Segment Open
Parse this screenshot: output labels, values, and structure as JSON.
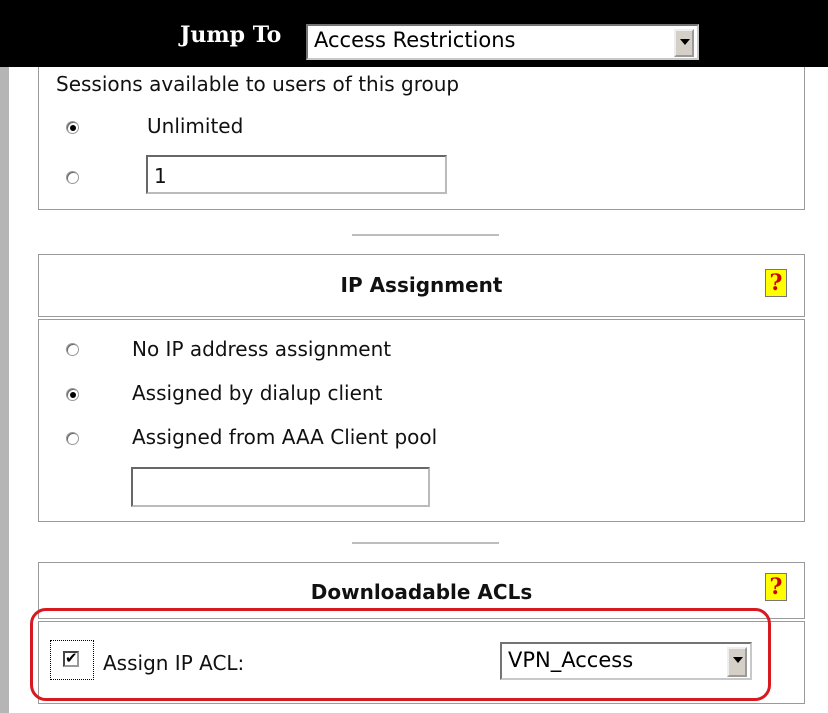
{
  "jump": {
    "label": "Jump To",
    "selected": "Access Restrictions"
  },
  "sessions": {
    "label": "Sessions available to users of this group",
    "options": [
      {
        "label": "Unlimited",
        "selected": true
      },
      {
        "selected": false
      }
    ],
    "count_value": "1"
  },
  "ip_assignment": {
    "title": "IP Assignment",
    "options": [
      {
        "label": "No IP address assignment",
        "selected": false
      },
      {
        "label": "Assigned by dialup client",
        "selected": true
      },
      {
        "label": "Assigned from AAA Client pool",
        "selected": false
      }
    ],
    "pool_value": ""
  },
  "downloadable_acls": {
    "title": "Downloadable ACLs",
    "assign_label": "Assign IP ACL:",
    "assign_checked": true,
    "acl_selected": "VPN_Access"
  },
  "help_glyph": "?"
}
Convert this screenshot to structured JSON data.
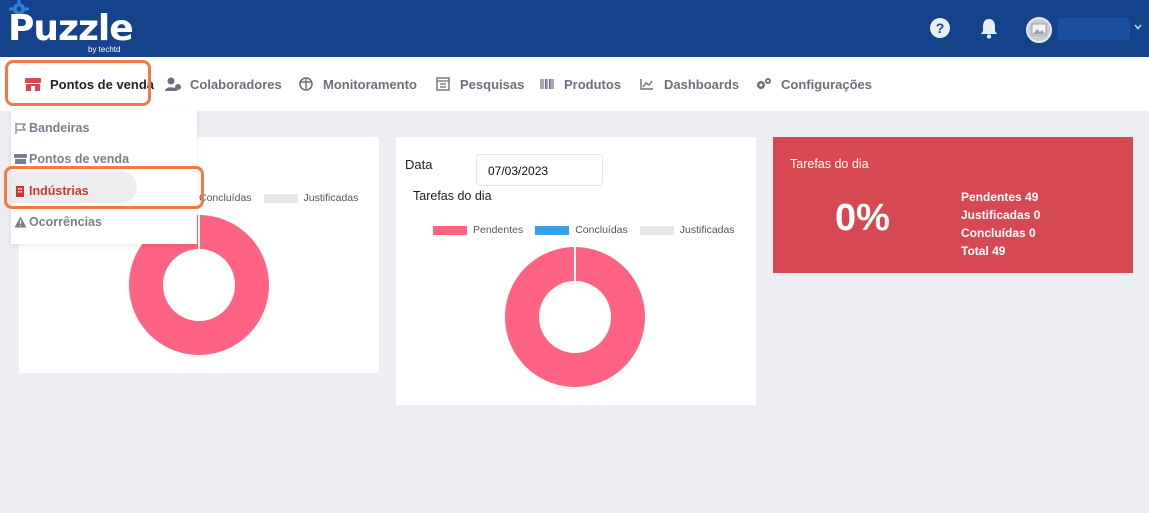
{
  "app": {
    "logo_text": "Puzzle",
    "logo_sub": "by techtd"
  },
  "topbar": {
    "help_symbol": "?",
    "icons": [
      "help-icon",
      "bell-icon",
      "avatar"
    ]
  },
  "nav": {
    "items": [
      {
        "label": "Pontos de venda",
        "icon": "store-icon",
        "active": true
      },
      {
        "label": "Colaboradores",
        "icon": "users-icon",
        "active": false
      },
      {
        "label": "Monitoramento",
        "icon": "globe-icon",
        "active": false
      },
      {
        "label": "Pesquisas",
        "icon": "survey-icon",
        "active": false
      },
      {
        "label": "Produtos",
        "icon": "barcode-icon",
        "active": false
      },
      {
        "label": "Dashboards",
        "icon": "chart-icon",
        "active": false
      },
      {
        "label": "Configurações",
        "icon": "gears-icon",
        "active": false
      }
    ]
  },
  "dropdown": {
    "items": [
      {
        "label": "Bandeiras",
        "icon": "flag-icon",
        "selected": false
      },
      {
        "label": "Pontos de venda",
        "icon": "store-icon",
        "selected": false
      },
      {
        "label": "Indústrias",
        "icon": "industry-icon",
        "selected": true
      },
      {
        "label": "Ocorrências",
        "icon": "warning-icon",
        "selected": false
      }
    ]
  },
  "card1": {
    "legend": {
      "concluidas": "Concluídas",
      "justificadas": "Justificadas"
    }
  },
  "card2": {
    "date_label": "Data",
    "date_value": "07/03/2023",
    "title": "Tarefas do dia",
    "legend": {
      "pendentes": "Pendentes",
      "concluidas": "Concluídas",
      "justificadas": "Justificadas"
    }
  },
  "card3": {
    "title": "Tarefas do dia",
    "percent": "0%",
    "stats": {
      "pendentes": "Pendentes 49",
      "justificadas": "Justificadas 0",
      "concluidas": "Concluídas 0",
      "total": "Total 49"
    }
  },
  "colors": {
    "topbar": "#14428b",
    "accent_orange": "#f07a45",
    "pendentes": "#ff6384",
    "concluidas": "#36a2eb",
    "justificadas": "#e6e6e6",
    "card_red": "#d64852",
    "selected_text": "#c43a3a"
  },
  "chart_data": [
    {
      "type": "pie",
      "categories": [
        "Pendentes",
        "Concluídas",
        "Justificadas"
      ],
      "values": [
        49,
        0,
        0
      ],
      "donut": true
    },
    {
      "type": "pie",
      "title": "Tarefas do dia",
      "categories": [
        "Pendentes",
        "Concluídas",
        "Justificadas"
      ],
      "values": [
        49,
        0,
        0
      ],
      "donut": true
    }
  ]
}
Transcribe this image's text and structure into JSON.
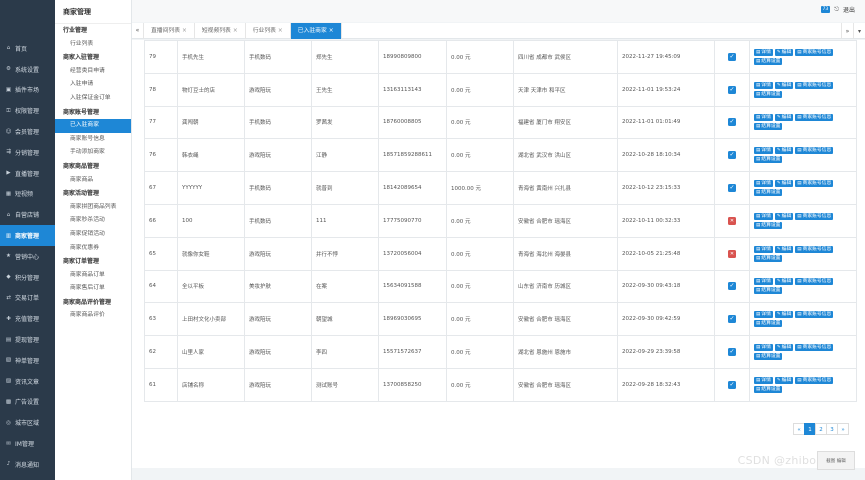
{
  "sidebar": {
    "items": [
      {
        "icon": "home-icon",
        "glyph": "⌂",
        "label": "首页",
        "active": false
      },
      {
        "icon": "gear-icon",
        "glyph": "⚙",
        "label": "系统设置",
        "active": false
      },
      {
        "icon": "puzzle-icon",
        "glyph": "▣",
        "label": "插件市场",
        "active": false
      },
      {
        "icon": "key-icon",
        "glyph": "⚿",
        "label": "权限管理",
        "active": false
      },
      {
        "icon": "users-icon",
        "glyph": "☺",
        "label": "会员管理",
        "active": false
      },
      {
        "icon": "share-icon",
        "glyph": "⇶",
        "label": "分销管理",
        "active": false
      },
      {
        "icon": "live-icon",
        "glyph": "▶",
        "label": "直播管理",
        "active": false
      },
      {
        "icon": "video-icon",
        "glyph": "▦",
        "label": "短视频",
        "active": false
      },
      {
        "icon": "store-icon",
        "glyph": "⌂",
        "label": "自营店铺",
        "active": false
      },
      {
        "icon": "merchant-icon",
        "glyph": "▥",
        "label": "商家管理",
        "active": true
      },
      {
        "icon": "marketing-icon",
        "glyph": "★",
        "label": "营销中心",
        "active": false
      },
      {
        "icon": "points-icon",
        "glyph": "◆",
        "label": "积分管理",
        "active": false
      },
      {
        "icon": "order-icon",
        "glyph": "⇄",
        "label": "交易订单",
        "active": false
      },
      {
        "icon": "recharge-icon",
        "glyph": "✚",
        "label": "充值管理",
        "active": false
      },
      {
        "icon": "withdraw-icon",
        "glyph": "▤",
        "label": "提现管理",
        "active": false
      },
      {
        "icon": "coupon-icon",
        "glyph": "▧",
        "label": "神单管理",
        "active": false
      },
      {
        "icon": "article-icon",
        "glyph": "▨",
        "label": "资讯文章",
        "active": false
      },
      {
        "icon": "ad-icon",
        "glyph": "▩",
        "label": "广告设置",
        "active": false
      },
      {
        "icon": "region-icon",
        "glyph": "◎",
        "label": "城市区域",
        "active": false
      },
      {
        "icon": "im-icon",
        "glyph": "✉",
        "label": "IM管理",
        "active": false
      },
      {
        "icon": "bell-icon",
        "glyph": "♪",
        "label": "消息通知",
        "active": false
      }
    ]
  },
  "subnav": {
    "title": "商家管理",
    "groups": [
      {
        "label": "行业管理",
        "items": [
          {
            "label": "行业列表",
            "active": false
          }
        ]
      },
      {
        "label": "商家入驻管理",
        "items": [
          {
            "label": "经营类目申请",
            "active": false
          },
          {
            "label": "入驻申请",
            "active": false
          },
          {
            "label": "入驻保证金订单",
            "active": false
          }
        ]
      },
      {
        "label": "商家账号管理",
        "items": [
          {
            "label": "已入驻商家",
            "active": true
          },
          {
            "label": "商家账号信息",
            "active": false
          },
          {
            "label": "手动添加商家",
            "active": false
          }
        ]
      },
      {
        "label": "商家商品管理",
        "items": [
          {
            "label": "商家商品",
            "active": false
          }
        ]
      },
      {
        "label": "商家活动管理",
        "items": [
          {
            "label": "商家拼团商品列表",
            "active": false
          },
          {
            "label": "商家秒杀活动",
            "active": false
          },
          {
            "label": "商家促销活动",
            "active": false
          },
          {
            "label": "商家优惠券",
            "active": false
          }
        ]
      },
      {
        "label": "商家订单管理",
        "items": [
          {
            "label": "商家商品订单",
            "active": false
          },
          {
            "label": "商家售后订单",
            "active": false
          }
        ]
      },
      {
        "label": "商家商品评价管理",
        "items": [
          {
            "label": "商家商品评价",
            "active": false
          }
        ]
      }
    ]
  },
  "topbar": {
    "badge": "73",
    "exit_label": "退出"
  },
  "tabs": [
    {
      "label": "直播间列表",
      "active": false
    },
    {
      "label": "短视频列表",
      "active": false
    },
    {
      "label": "行业列表",
      "active": false
    },
    {
      "label": "已入驻商家",
      "active": true
    }
  ],
  "table": {
    "rows": [
      {
        "id": "79",
        "name": "手机先生",
        "industry": "手机数码",
        "contact": "郑先生",
        "phone": "18990809800",
        "deposit": "0.00 元",
        "region": "四川省 成都市 武侯区",
        "time": "2022-11-27 19:45:09",
        "status": true
      },
      {
        "id": "78",
        "name": "物灯豆士的店",
        "industry": "游戏陪玩",
        "contact": "王先生",
        "phone": "13163113143",
        "deposit": "0.00 元",
        "region": "天津 天津市 和平区",
        "time": "2022-11-01 19:53:24",
        "status": true
      },
      {
        "id": "77",
        "name": "龚闯朝",
        "industry": "手机数码",
        "contact": "罗茜发",
        "phone": "18760008805",
        "deposit": "0.00 元",
        "region": "福建省 厦门市 翔安区",
        "time": "2022-11-01 01:01:49",
        "status": true
      },
      {
        "id": "76",
        "name": "韩衣绳",
        "industry": "游戏陪玩",
        "contact": "江静",
        "phone": "18571859288611",
        "deposit": "0.00 元",
        "region": "湖北省 武汉市 洪山区",
        "time": "2022-10-28 18:10:34",
        "status": true
      },
      {
        "id": "67",
        "name": "YYYYYY",
        "industry": "手机数码",
        "contact": "就普到",
        "phone": "18142089654",
        "deposit": "1000.00 元",
        "region": "青海省 黄南州 兴扎县",
        "time": "2022-10-12 23:15:33",
        "status": true
      },
      {
        "id": "66",
        "name": "100",
        "industry": "手机数码",
        "contact": "111",
        "phone": "17775090770",
        "deposit": "0.00 元",
        "region": "安徽省 合肥市 瑶海区",
        "time": "2022-10-11 00:32:33",
        "status": false
      },
      {
        "id": "65",
        "name": "就像你女鞋",
        "industry": "游戏陪玩",
        "contact": "并行不悖",
        "phone": "13720056004",
        "deposit": "0.00 元",
        "region": "青海省 海北州 海晏县",
        "time": "2022-10-05 21:25:48",
        "status": false
      },
      {
        "id": "64",
        "name": "全以平板",
        "industry": "美妆护肤",
        "contact": "在案",
        "phone": "15634091588",
        "deposit": "0.00 元",
        "region": "山东省 济南市 历城区",
        "time": "2022-09-30 09:43:18",
        "status": true
      },
      {
        "id": "63",
        "name": "上田村文化小卖部",
        "industry": "游戏陪玩",
        "contact": "朝望城",
        "phone": "18969030695",
        "deposit": "0.00 元",
        "region": "安徽省 合肥市 瑶海区",
        "time": "2022-09-30 09:42:59",
        "status": true
      },
      {
        "id": "62",
        "name": "山里人家",
        "industry": "游戏陪玩",
        "contact": "李四",
        "phone": "15571572637",
        "deposit": "0.00 元",
        "region": "湖北省 恩施州 恩施市",
        "time": "2022-09-29 23:39:58",
        "status": true
      },
      {
        "id": "61",
        "name": "店铺名称",
        "industry": "游戏陪玩",
        "contact": "测试账号",
        "phone": "13700858250",
        "deposit": "0.00 元",
        "region": "安徽省 合肥市 瑶海区",
        "time": "2022-09-28 18:32:43",
        "status": true
      }
    ],
    "buttons": {
      "detail": "详情",
      "edit": "编辑",
      "account": "商家账号信息",
      "settlement": "结算设置"
    }
  },
  "pagination": {
    "prev": "«",
    "pages": [
      "1",
      "2",
      "3"
    ],
    "current": "1",
    "next": "»"
  },
  "watermark": "CSDN @zhibosheau",
  "float_box_label": "截图 编辑",
  "colors": {
    "primary": "#1e87d6",
    "sidebar": "#2b3a4a",
    "danger": "#d9534f"
  }
}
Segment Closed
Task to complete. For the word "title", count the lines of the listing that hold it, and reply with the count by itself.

Finished task. 6